Your assignment:
Provide a verbatim copy of all the records below, leaving the images out.

[Excerpts from a dataset]
┄┄┄┄┄┄┄┄┄┄┄┄┄┄┄┄┄┄┄┄

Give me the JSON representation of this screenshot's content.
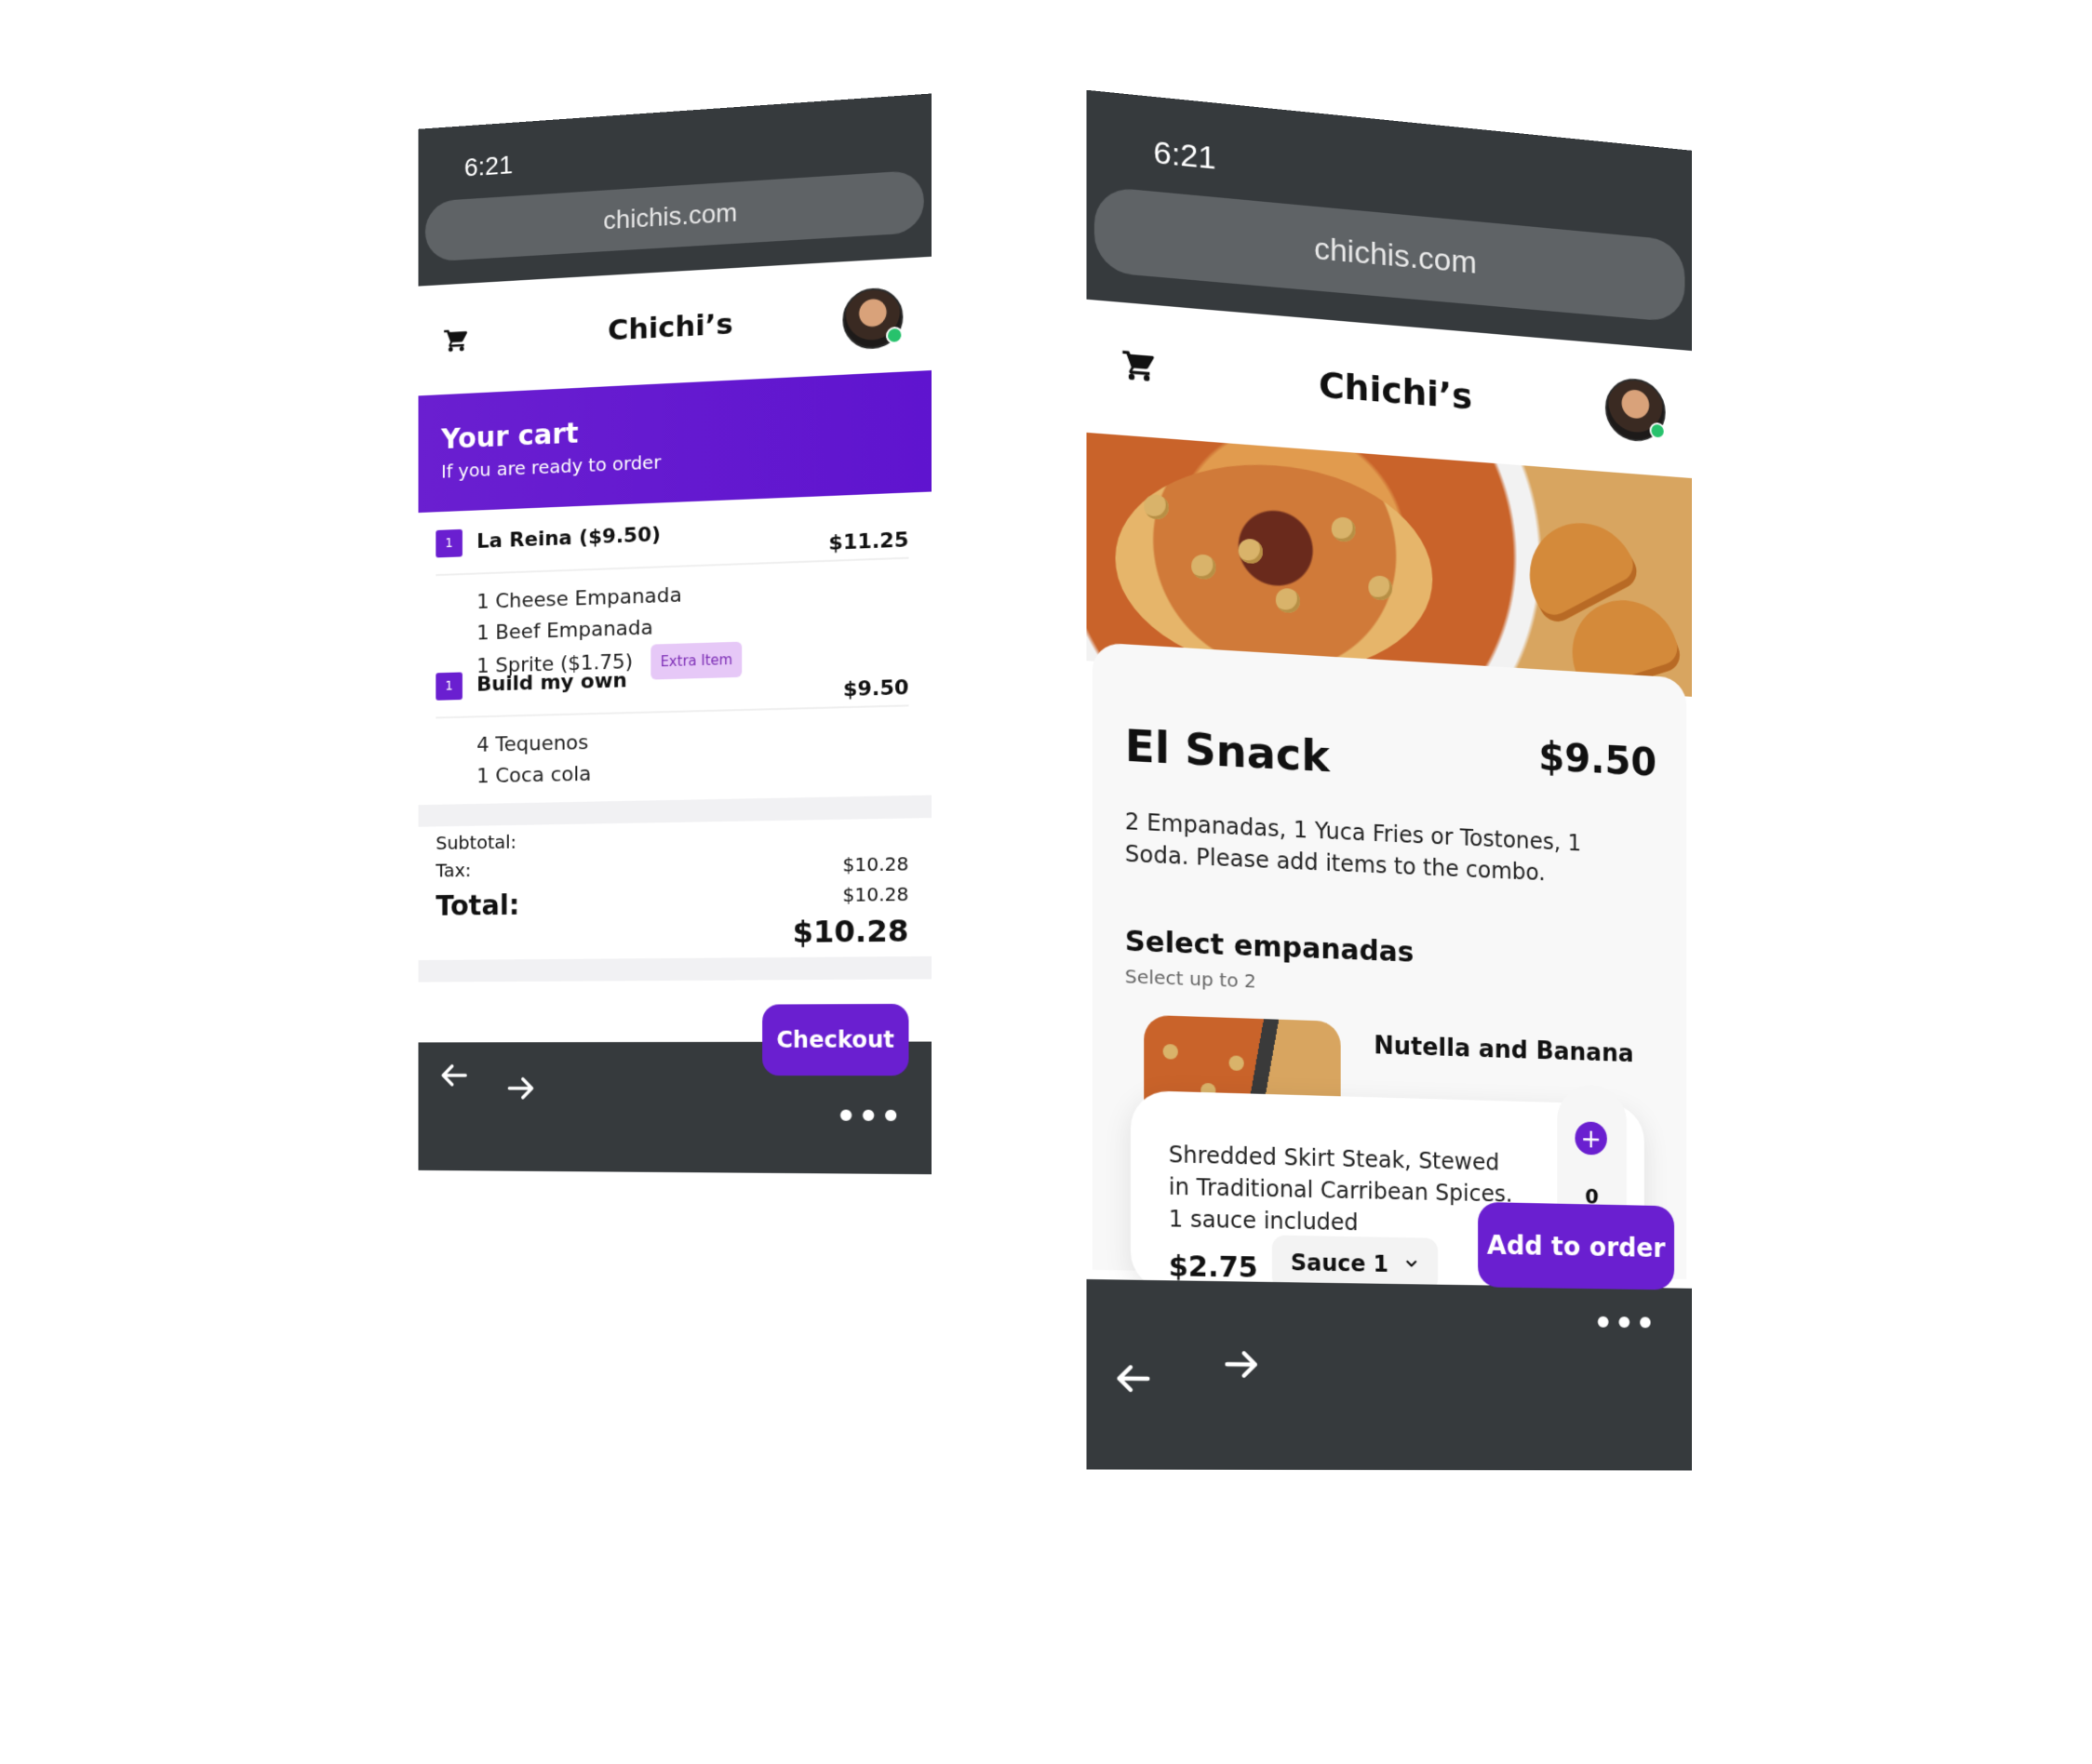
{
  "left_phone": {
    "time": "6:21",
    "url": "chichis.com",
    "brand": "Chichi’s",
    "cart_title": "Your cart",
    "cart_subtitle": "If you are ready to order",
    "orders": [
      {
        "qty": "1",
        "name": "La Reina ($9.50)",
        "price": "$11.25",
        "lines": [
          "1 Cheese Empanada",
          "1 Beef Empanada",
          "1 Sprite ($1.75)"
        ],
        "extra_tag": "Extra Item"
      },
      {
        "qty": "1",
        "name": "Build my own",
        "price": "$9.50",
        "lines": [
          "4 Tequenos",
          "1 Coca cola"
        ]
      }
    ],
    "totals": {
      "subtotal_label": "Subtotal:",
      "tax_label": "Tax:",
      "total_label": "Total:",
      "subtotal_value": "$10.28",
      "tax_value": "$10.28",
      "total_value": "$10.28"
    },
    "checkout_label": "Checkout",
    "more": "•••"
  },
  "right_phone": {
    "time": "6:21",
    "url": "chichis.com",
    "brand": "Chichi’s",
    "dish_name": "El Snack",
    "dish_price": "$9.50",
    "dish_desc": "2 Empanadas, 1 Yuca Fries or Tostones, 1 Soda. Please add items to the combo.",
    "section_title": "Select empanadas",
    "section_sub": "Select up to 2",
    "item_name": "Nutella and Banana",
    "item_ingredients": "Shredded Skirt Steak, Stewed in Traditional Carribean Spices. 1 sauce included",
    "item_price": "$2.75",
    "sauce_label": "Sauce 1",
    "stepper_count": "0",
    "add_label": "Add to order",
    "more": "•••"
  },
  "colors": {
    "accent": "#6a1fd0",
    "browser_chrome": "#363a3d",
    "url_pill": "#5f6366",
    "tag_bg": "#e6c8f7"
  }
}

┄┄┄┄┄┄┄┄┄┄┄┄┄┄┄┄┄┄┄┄

Response to the exercise:
Give me the JSON representation of this screenshot's content.
{
  "left_phone": {
    "time": "6:21",
    "url": "chichis.com",
    "brand": "Chichi’s",
    "cart_title": "Your cart",
    "cart_subtitle": "If you are ready to order",
    "orders": [
      {
        "qty": "1",
        "name": "La Reina ($9.50)",
        "price": "$11.25",
        "lines": [
          "1 Cheese Empanada",
          "1 Beef Empanada",
          "1 Sprite ($1.75)"
        ],
        "extra_tag": "Extra Item"
      },
      {
        "qty": "1",
        "name": "Build my own",
        "price": "$9.50",
        "lines": [
          "4 Tequenos",
          "1 Coca cola"
        ]
      }
    ],
    "totals": {
      "subtotal_label": "Subtotal:",
      "tax_label": "Tax:",
      "total_label": "Total:",
      "subtotal_value": "$10.28",
      "tax_value": "$10.28",
      "total_value": "$10.28"
    },
    "checkout_label": "Checkout",
    "more": "•••"
  },
  "right_phone": {
    "time": "6:21",
    "url": "chichis.com",
    "brand": "Chichi’s",
    "dish_name": "El Snack",
    "dish_price": "$9.50",
    "dish_desc": "2 Empanadas, 1 Yuca Fries or Tostones, 1 Soda. Please add items to the combo.",
    "section_title": "Select empanadas",
    "section_sub": "Select up to 2",
    "item_name": "Nutella and Banana",
    "item_ingredients": "Shredded Skirt Steak, Stewed in Traditional Carribean Spices. 1 sauce included",
    "item_price": "$2.75",
    "sauce_label": "Sauce 1",
    "stepper_count": "0",
    "add_label": "Add to order",
    "more": "•••"
  },
  "colors": {
    "accent": "#6a1fd0",
    "browser_chrome": "#363a3d",
    "url_pill": "#5f6366",
    "tag_bg": "#e6c8f7"
  }
}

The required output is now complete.